>>

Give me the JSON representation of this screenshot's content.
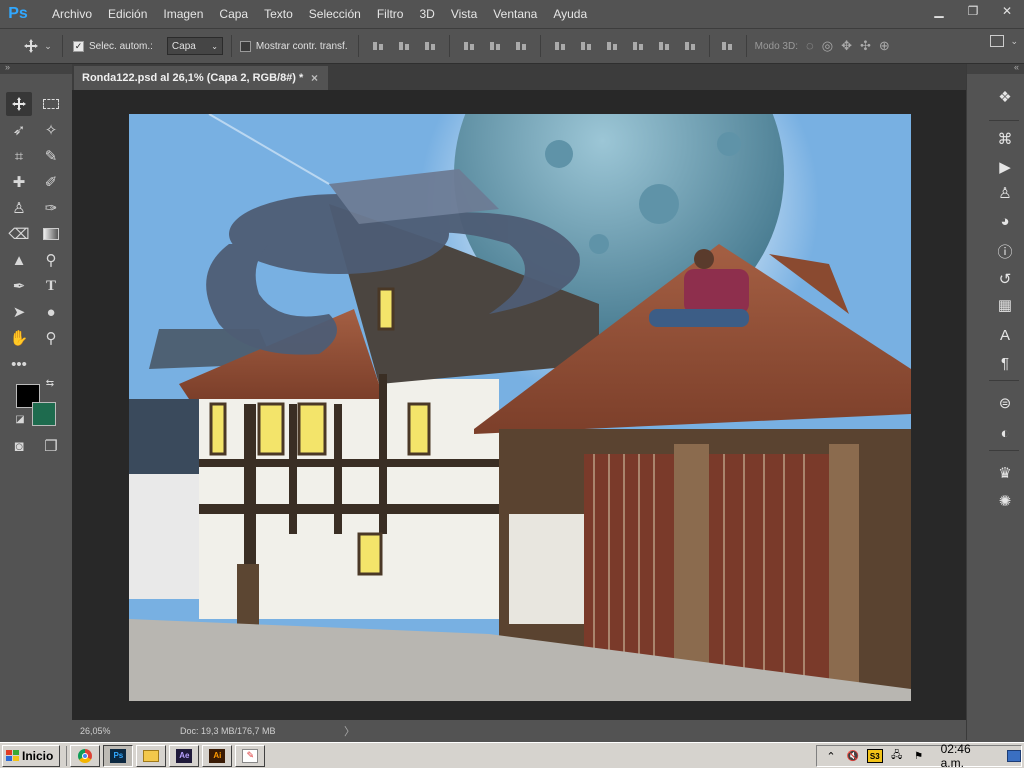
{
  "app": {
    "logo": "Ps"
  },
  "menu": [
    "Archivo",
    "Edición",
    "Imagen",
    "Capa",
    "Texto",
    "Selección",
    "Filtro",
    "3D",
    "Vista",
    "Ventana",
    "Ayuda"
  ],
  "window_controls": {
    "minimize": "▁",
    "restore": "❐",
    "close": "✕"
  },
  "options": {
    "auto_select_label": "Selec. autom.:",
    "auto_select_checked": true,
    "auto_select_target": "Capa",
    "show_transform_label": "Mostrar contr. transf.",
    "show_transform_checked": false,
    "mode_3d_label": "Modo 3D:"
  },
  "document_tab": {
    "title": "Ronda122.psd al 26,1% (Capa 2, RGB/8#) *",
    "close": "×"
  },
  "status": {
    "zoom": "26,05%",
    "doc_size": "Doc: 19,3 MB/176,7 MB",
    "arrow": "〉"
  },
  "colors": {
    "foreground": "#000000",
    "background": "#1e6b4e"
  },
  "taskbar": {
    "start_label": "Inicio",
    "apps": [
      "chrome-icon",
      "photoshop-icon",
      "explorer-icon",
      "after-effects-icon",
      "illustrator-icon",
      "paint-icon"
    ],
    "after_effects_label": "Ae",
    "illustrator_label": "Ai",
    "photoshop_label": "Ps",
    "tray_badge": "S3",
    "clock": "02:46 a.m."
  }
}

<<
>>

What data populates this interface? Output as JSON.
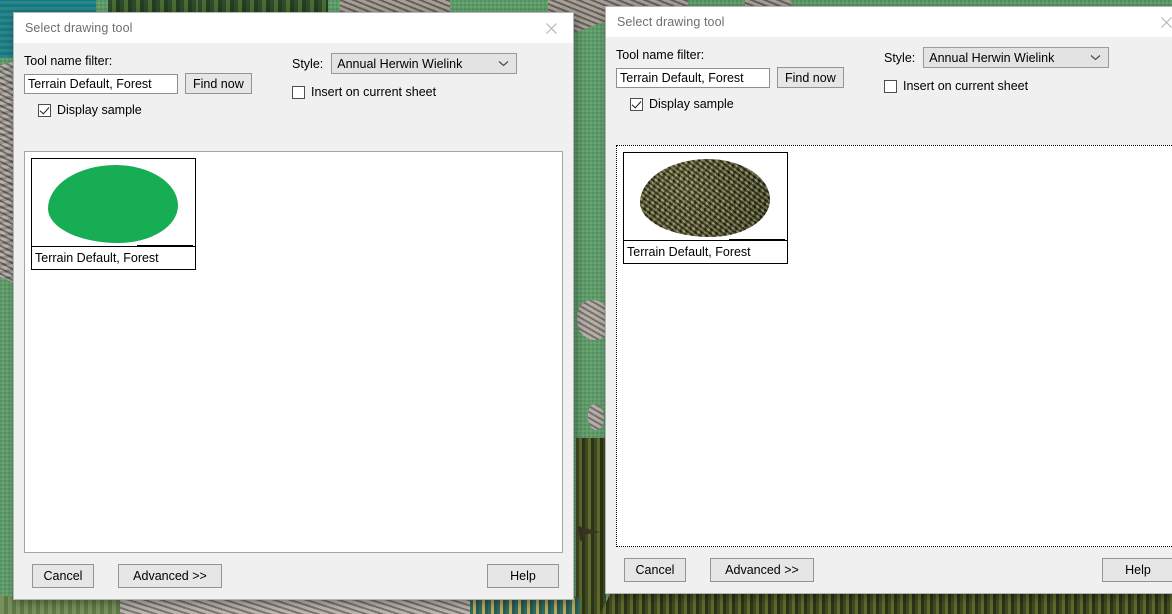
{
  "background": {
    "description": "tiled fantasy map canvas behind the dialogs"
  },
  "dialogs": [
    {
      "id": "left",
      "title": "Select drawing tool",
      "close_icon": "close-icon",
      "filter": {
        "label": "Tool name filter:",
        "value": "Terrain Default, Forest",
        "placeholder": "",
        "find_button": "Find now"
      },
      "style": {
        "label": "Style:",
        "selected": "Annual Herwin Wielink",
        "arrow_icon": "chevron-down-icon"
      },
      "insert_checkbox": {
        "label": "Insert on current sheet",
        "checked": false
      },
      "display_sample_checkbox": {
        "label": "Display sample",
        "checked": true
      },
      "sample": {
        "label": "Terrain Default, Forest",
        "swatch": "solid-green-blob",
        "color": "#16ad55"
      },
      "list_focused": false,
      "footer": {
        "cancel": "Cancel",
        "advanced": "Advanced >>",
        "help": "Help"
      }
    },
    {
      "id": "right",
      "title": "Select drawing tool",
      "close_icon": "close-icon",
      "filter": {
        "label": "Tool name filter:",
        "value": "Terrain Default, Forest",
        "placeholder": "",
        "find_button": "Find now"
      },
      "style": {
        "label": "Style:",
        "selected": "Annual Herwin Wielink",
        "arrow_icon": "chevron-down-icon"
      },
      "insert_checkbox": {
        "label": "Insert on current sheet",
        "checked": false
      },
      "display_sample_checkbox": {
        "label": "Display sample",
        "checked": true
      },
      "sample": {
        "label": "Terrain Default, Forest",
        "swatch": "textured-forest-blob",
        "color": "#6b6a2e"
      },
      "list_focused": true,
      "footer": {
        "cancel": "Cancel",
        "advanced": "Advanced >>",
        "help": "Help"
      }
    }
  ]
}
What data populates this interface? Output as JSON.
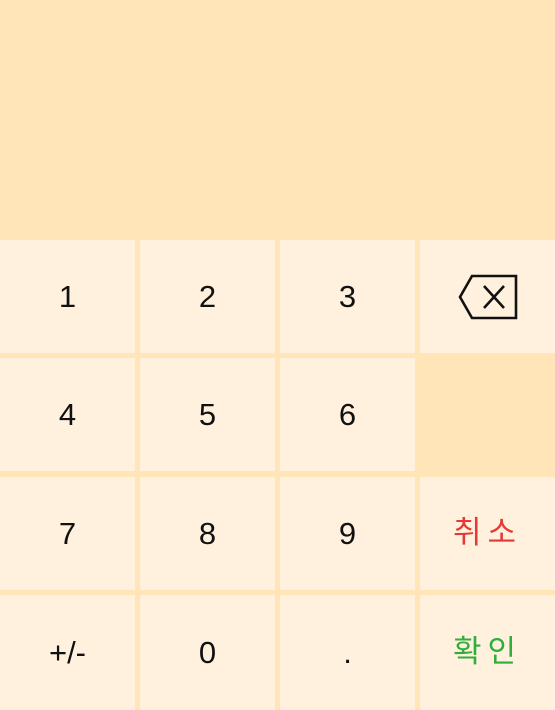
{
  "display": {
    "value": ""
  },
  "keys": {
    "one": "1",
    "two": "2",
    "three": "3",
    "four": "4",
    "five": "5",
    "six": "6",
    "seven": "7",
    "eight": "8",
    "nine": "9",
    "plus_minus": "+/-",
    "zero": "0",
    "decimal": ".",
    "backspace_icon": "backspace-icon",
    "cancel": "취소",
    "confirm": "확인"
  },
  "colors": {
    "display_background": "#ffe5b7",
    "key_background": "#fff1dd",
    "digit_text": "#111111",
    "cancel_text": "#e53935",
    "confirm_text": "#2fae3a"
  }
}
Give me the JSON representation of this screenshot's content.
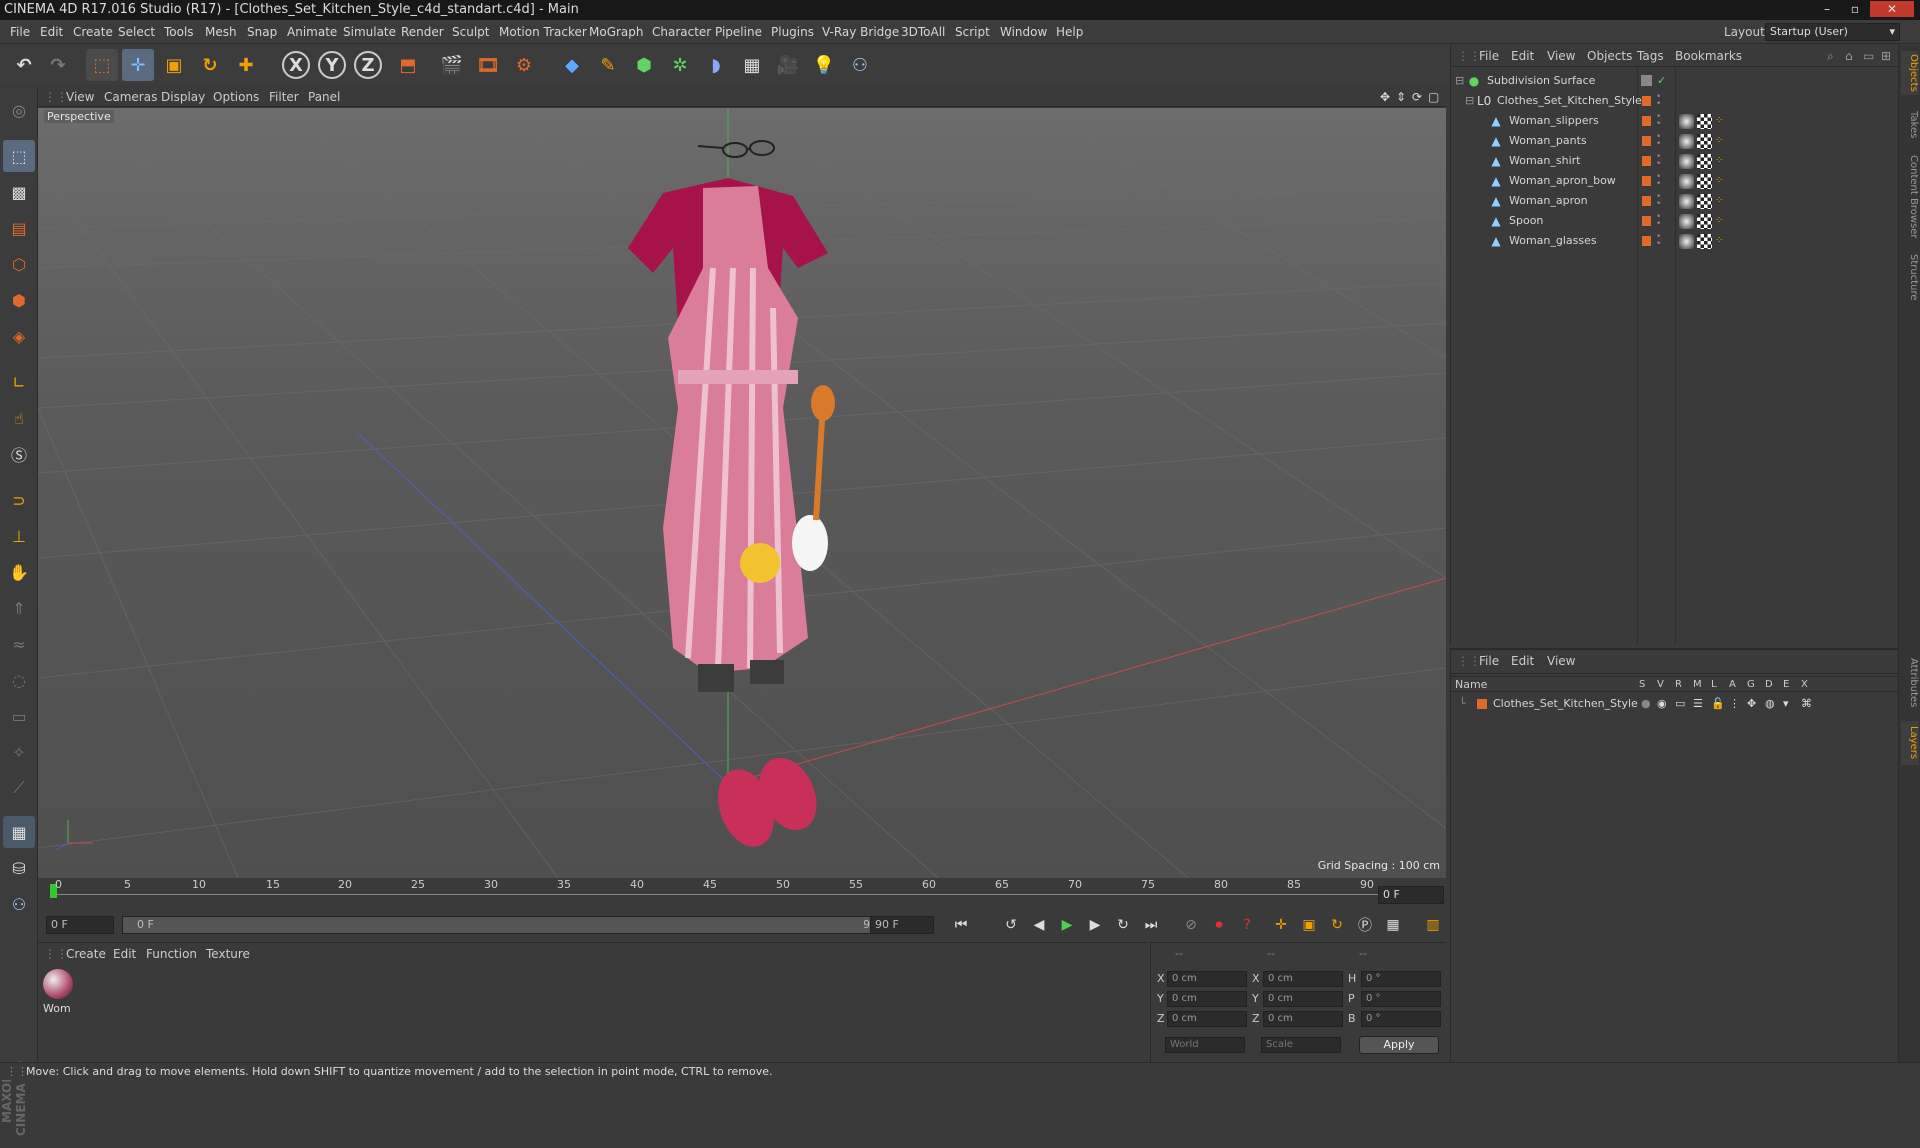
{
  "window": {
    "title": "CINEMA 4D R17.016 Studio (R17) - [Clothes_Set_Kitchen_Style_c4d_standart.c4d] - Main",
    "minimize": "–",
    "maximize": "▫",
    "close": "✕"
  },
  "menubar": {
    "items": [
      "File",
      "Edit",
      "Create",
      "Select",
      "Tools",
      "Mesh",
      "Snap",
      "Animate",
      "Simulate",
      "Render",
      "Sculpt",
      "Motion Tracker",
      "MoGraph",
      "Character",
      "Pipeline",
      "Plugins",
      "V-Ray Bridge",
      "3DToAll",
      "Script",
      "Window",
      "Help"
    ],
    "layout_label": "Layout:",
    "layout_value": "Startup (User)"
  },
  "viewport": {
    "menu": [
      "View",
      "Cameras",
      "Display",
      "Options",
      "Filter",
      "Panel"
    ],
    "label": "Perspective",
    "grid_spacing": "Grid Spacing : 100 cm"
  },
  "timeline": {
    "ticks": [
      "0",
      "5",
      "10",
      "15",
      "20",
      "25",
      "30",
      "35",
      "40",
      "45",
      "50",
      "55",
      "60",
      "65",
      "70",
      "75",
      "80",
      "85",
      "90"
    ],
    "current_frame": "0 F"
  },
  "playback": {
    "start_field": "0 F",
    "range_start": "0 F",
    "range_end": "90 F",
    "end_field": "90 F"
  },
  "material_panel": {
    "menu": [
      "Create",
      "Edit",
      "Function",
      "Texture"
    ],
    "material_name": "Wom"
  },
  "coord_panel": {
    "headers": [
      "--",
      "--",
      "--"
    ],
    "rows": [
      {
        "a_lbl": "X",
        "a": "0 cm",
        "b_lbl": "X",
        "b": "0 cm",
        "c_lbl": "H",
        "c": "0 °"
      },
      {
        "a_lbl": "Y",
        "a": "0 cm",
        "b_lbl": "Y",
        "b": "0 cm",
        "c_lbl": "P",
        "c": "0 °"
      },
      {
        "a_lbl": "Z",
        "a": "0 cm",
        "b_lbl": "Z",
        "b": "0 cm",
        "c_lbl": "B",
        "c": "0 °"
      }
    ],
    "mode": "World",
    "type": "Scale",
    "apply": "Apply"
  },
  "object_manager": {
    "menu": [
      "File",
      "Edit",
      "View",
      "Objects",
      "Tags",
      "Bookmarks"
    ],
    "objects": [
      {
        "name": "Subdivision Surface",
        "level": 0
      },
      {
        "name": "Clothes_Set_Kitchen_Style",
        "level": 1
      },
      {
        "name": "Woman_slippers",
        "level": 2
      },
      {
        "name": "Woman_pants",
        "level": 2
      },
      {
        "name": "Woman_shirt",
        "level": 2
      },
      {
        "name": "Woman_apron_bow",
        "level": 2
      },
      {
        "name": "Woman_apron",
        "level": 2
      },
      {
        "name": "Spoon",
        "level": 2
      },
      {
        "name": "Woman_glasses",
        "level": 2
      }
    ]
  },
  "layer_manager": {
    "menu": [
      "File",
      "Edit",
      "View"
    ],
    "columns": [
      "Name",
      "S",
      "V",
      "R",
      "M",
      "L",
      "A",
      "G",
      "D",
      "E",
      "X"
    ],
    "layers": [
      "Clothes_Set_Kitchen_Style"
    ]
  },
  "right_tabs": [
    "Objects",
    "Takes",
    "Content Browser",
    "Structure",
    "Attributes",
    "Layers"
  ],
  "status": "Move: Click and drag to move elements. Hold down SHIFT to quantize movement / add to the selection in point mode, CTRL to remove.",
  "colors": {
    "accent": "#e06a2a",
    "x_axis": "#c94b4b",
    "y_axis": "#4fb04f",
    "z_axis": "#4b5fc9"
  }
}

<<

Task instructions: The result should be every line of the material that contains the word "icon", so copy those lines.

Written reply:
      "chrome-icon",
      "photoshop-icon",
      "explorer-icon",
      "after-effects-icon",
      "illustrator-icon",
      "paint-icon"
      "close_icon": "close-icon",
        "arrow_icon": "chevron-down-icon"
      "close_icon": "close-icon",
        "arrow_icon": "chevron-down-icon"
    "backspace_icon": "backspace-icon",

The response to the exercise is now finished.